Neutrinos, Book Club, Air Conditioning. July 13, 2018, Part 1
In 1988, physicist Stephen Hawking’s wildly popular A Brief History of Time introduced general audiences around the world to scientists’ questions about the Big Bang, black holes, and relativity. Many of those questions remain unanswered, though the science has advanced in the 30 years since the book was first published. Hawking, who passed away this spring, was known not just for this book, but for his enthusiastic and persistent communication with the public about science. And this summer, the Science Friday Book Club celebrates his legacy on the page, and off. Join Ira and the team at Science Friday as we read A Brief History of Time and ponder the deep questions about matter, space, and time. We’ll read the book and discuss until late August. And we want to hear from you!
Neutrinos are particles that are constantly raining down in the universe. They are created from nuclear reactions in places like our sun, distant stars, and even on Earth. But the source of higher-energy cosmic neutrinos formed deeper in the universe is still a mystery. Researchers have built telescopes to detect these low and high energy neutrinos as they pass through the Earth. One of these telescopes is IceCube, which is buried deep beneath the ice in the Antarctic.
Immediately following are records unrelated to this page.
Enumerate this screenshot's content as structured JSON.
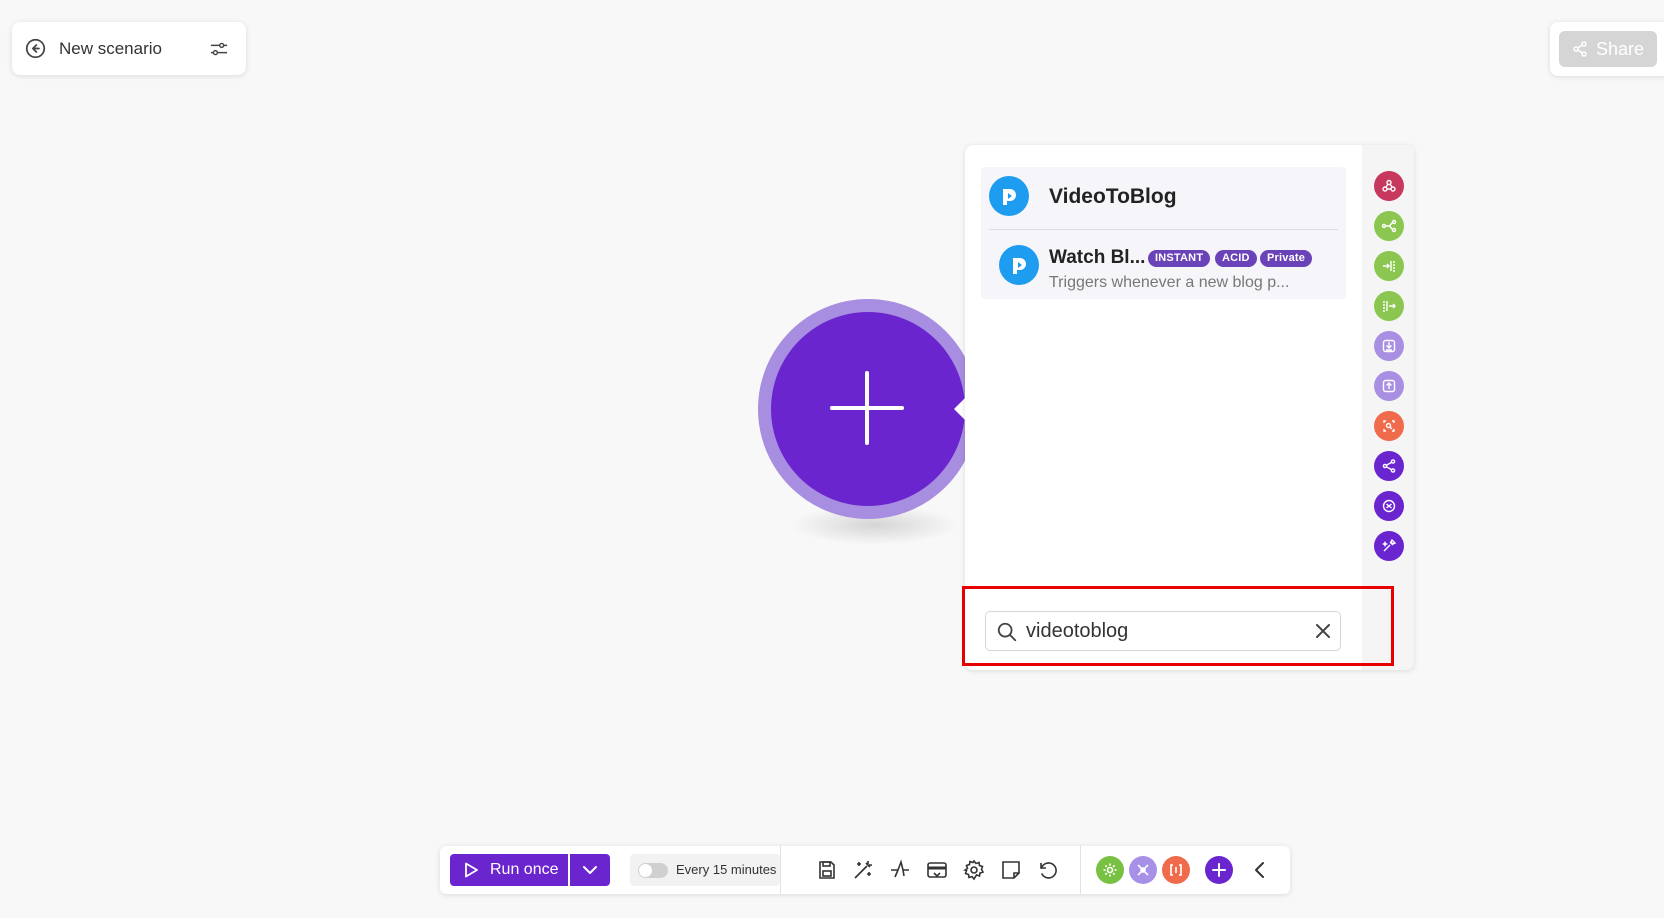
{
  "header": {
    "scenario_name": "New scenario"
  },
  "share": {
    "label": "Share"
  },
  "results": {
    "app_title": "VideoToBlog",
    "module": {
      "name": "Watch Bl...",
      "badges": [
        "INSTANT",
        "ACID",
        "Private"
      ],
      "description": "Triggers whenever a new blog p..."
    }
  },
  "search": {
    "value": "videotoblog"
  },
  "toolbar": {
    "run_label": "Run once",
    "schedule_label": "Every 15 minutes"
  },
  "colors": {
    "brand_purple": "#6b25cf",
    "ring_purple": "#a88ee0",
    "app_blue": "#1e9cf0",
    "badge_purple": "#6a43b8",
    "highlight_red": "#e60000",
    "rail_red": "#c8385e",
    "rail_green": "#8bc750",
    "rail_lavender": "#a98fe3",
    "rail_orange": "#f06a4c",
    "tools_green": "#79c143",
    "tools_lavender": "#a690e8",
    "tools_orange": "#f06a4c"
  },
  "rail_icons": [
    "webhooks-icon",
    "router-icon",
    "aggregator-icon",
    "iterator-icon",
    "data-store-in-icon",
    "data-store-out-icon",
    "search-text-icon",
    "flow-control-icon",
    "text-parser-icon",
    "tools-icon"
  ],
  "toolbar_icons": [
    "save-icon",
    "auto-align-icon",
    "explain-flow-icon",
    "notes-icon",
    "settings-icon",
    "sticky-note-icon",
    "undo-icon",
    "tools-green-icon",
    "tools-flow-icon",
    "text-parser-icon",
    "add-module-icon",
    "collapse-icon"
  ]
}
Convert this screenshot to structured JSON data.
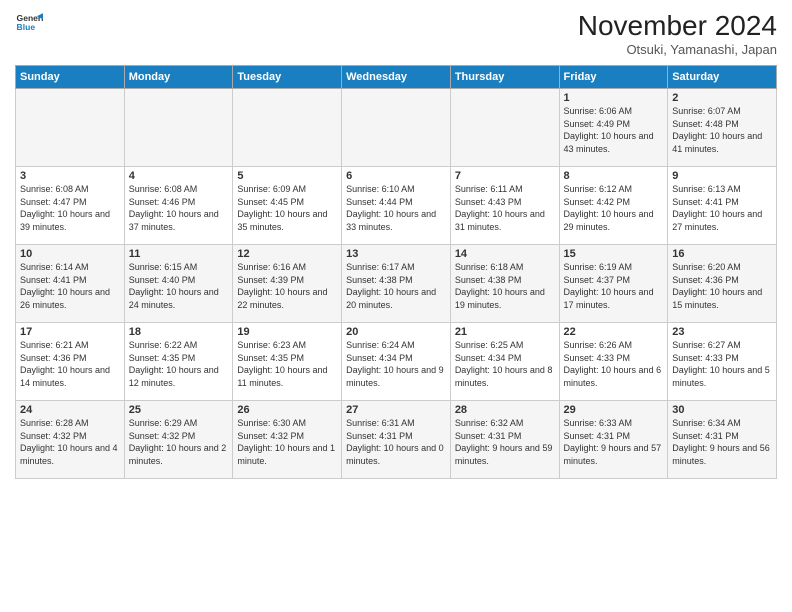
{
  "logo": {
    "line1": "General",
    "line2": "Blue"
  },
  "title": "November 2024",
  "subtitle": "Otsuki, Yamanashi, Japan",
  "days_label": "Daylight hours",
  "headers": [
    "Sunday",
    "Monday",
    "Tuesday",
    "Wednesday",
    "Thursday",
    "Friday",
    "Saturday"
  ],
  "weeks": [
    [
      {
        "day": "",
        "info": ""
      },
      {
        "day": "",
        "info": ""
      },
      {
        "day": "",
        "info": ""
      },
      {
        "day": "",
        "info": ""
      },
      {
        "day": "",
        "info": ""
      },
      {
        "day": "1",
        "info": "Sunrise: 6:06 AM\nSunset: 4:49 PM\nDaylight: 10 hours and 43 minutes."
      },
      {
        "day": "2",
        "info": "Sunrise: 6:07 AM\nSunset: 4:48 PM\nDaylight: 10 hours and 41 minutes."
      }
    ],
    [
      {
        "day": "3",
        "info": "Sunrise: 6:08 AM\nSunset: 4:47 PM\nDaylight: 10 hours and 39 minutes."
      },
      {
        "day": "4",
        "info": "Sunrise: 6:08 AM\nSunset: 4:46 PM\nDaylight: 10 hours and 37 minutes."
      },
      {
        "day": "5",
        "info": "Sunrise: 6:09 AM\nSunset: 4:45 PM\nDaylight: 10 hours and 35 minutes."
      },
      {
        "day": "6",
        "info": "Sunrise: 6:10 AM\nSunset: 4:44 PM\nDaylight: 10 hours and 33 minutes."
      },
      {
        "day": "7",
        "info": "Sunrise: 6:11 AM\nSunset: 4:43 PM\nDaylight: 10 hours and 31 minutes."
      },
      {
        "day": "8",
        "info": "Sunrise: 6:12 AM\nSunset: 4:42 PM\nDaylight: 10 hours and 29 minutes."
      },
      {
        "day": "9",
        "info": "Sunrise: 6:13 AM\nSunset: 4:41 PM\nDaylight: 10 hours and 27 minutes."
      }
    ],
    [
      {
        "day": "10",
        "info": "Sunrise: 6:14 AM\nSunset: 4:41 PM\nDaylight: 10 hours and 26 minutes."
      },
      {
        "day": "11",
        "info": "Sunrise: 6:15 AM\nSunset: 4:40 PM\nDaylight: 10 hours and 24 minutes."
      },
      {
        "day": "12",
        "info": "Sunrise: 6:16 AM\nSunset: 4:39 PM\nDaylight: 10 hours and 22 minutes."
      },
      {
        "day": "13",
        "info": "Sunrise: 6:17 AM\nSunset: 4:38 PM\nDaylight: 10 hours and 20 minutes."
      },
      {
        "day": "14",
        "info": "Sunrise: 6:18 AM\nSunset: 4:38 PM\nDaylight: 10 hours and 19 minutes."
      },
      {
        "day": "15",
        "info": "Sunrise: 6:19 AM\nSunset: 4:37 PM\nDaylight: 10 hours and 17 minutes."
      },
      {
        "day": "16",
        "info": "Sunrise: 6:20 AM\nSunset: 4:36 PM\nDaylight: 10 hours and 15 minutes."
      }
    ],
    [
      {
        "day": "17",
        "info": "Sunrise: 6:21 AM\nSunset: 4:36 PM\nDaylight: 10 hours and 14 minutes."
      },
      {
        "day": "18",
        "info": "Sunrise: 6:22 AM\nSunset: 4:35 PM\nDaylight: 10 hours and 12 minutes."
      },
      {
        "day": "19",
        "info": "Sunrise: 6:23 AM\nSunset: 4:35 PM\nDaylight: 10 hours and 11 minutes."
      },
      {
        "day": "20",
        "info": "Sunrise: 6:24 AM\nSunset: 4:34 PM\nDaylight: 10 hours and 9 minutes."
      },
      {
        "day": "21",
        "info": "Sunrise: 6:25 AM\nSunset: 4:34 PM\nDaylight: 10 hours and 8 minutes."
      },
      {
        "day": "22",
        "info": "Sunrise: 6:26 AM\nSunset: 4:33 PM\nDaylight: 10 hours and 6 minutes."
      },
      {
        "day": "23",
        "info": "Sunrise: 6:27 AM\nSunset: 4:33 PM\nDaylight: 10 hours and 5 minutes."
      }
    ],
    [
      {
        "day": "24",
        "info": "Sunrise: 6:28 AM\nSunset: 4:32 PM\nDaylight: 10 hours and 4 minutes."
      },
      {
        "day": "25",
        "info": "Sunrise: 6:29 AM\nSunset: 4:32 PM\nDaylight: 10 hours and 2 minutes."
      },
      {
        "day": "26",
        "info": "Sunrise: 6:30 AM\nSunset: 4:32 PM\nDaylight: 10 hours and 1 minute."
      },
      {
        "day": "27",
        "info": "Sunrise: 6:31 AM\nSunset: 4:31 PM\nDaylight: 10 hours and 0 minutes."
      },
      {
        "day": "28",
        "info": "Sunrise: 6:32 AM\nSunset: 4:31 PM\nDaylight: 9 hours and 59 minutes."
      },
      {
        "day": "29",
        "info": "Sunrise: 6:33 AM\nSunset: 4:31 PM\nDaylight: 9 hours and 57 minutes."
      },
      {
        "day": "30",
        "info": "Sunrise: 6:34 AM\nSunset: 4:31 PM\nDaylight: 9 hours and 56 minutes."
      }
    ]
  ]
}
In September, IceCube detected one of these cosmic neutrinos and alerted the Fermi Gamma-Ray Space Telescope and other observatories. These telescopes were able to trace the source of the neutrino to a flare up in a blazar—a black hole at the center of a galaxy—4 billion light-years away.
When the mercury soars dangerously high, air conditioning can help save lives that might otherwise be lost to heat exhaustion, heat stroke, and other stresses brought about by heat waves. But there’s a downside: it can take a lot of electricity to keep you cool. New research published in PLOS Medicine earlier this month assesses what happens when the demand for air conditioning rises with the temperature, and why saving those lives might also cost lives. Senior author Tracey Holloway, a professor of atmospheric and oceanic science at the University of Wisconsin-Madison, explains.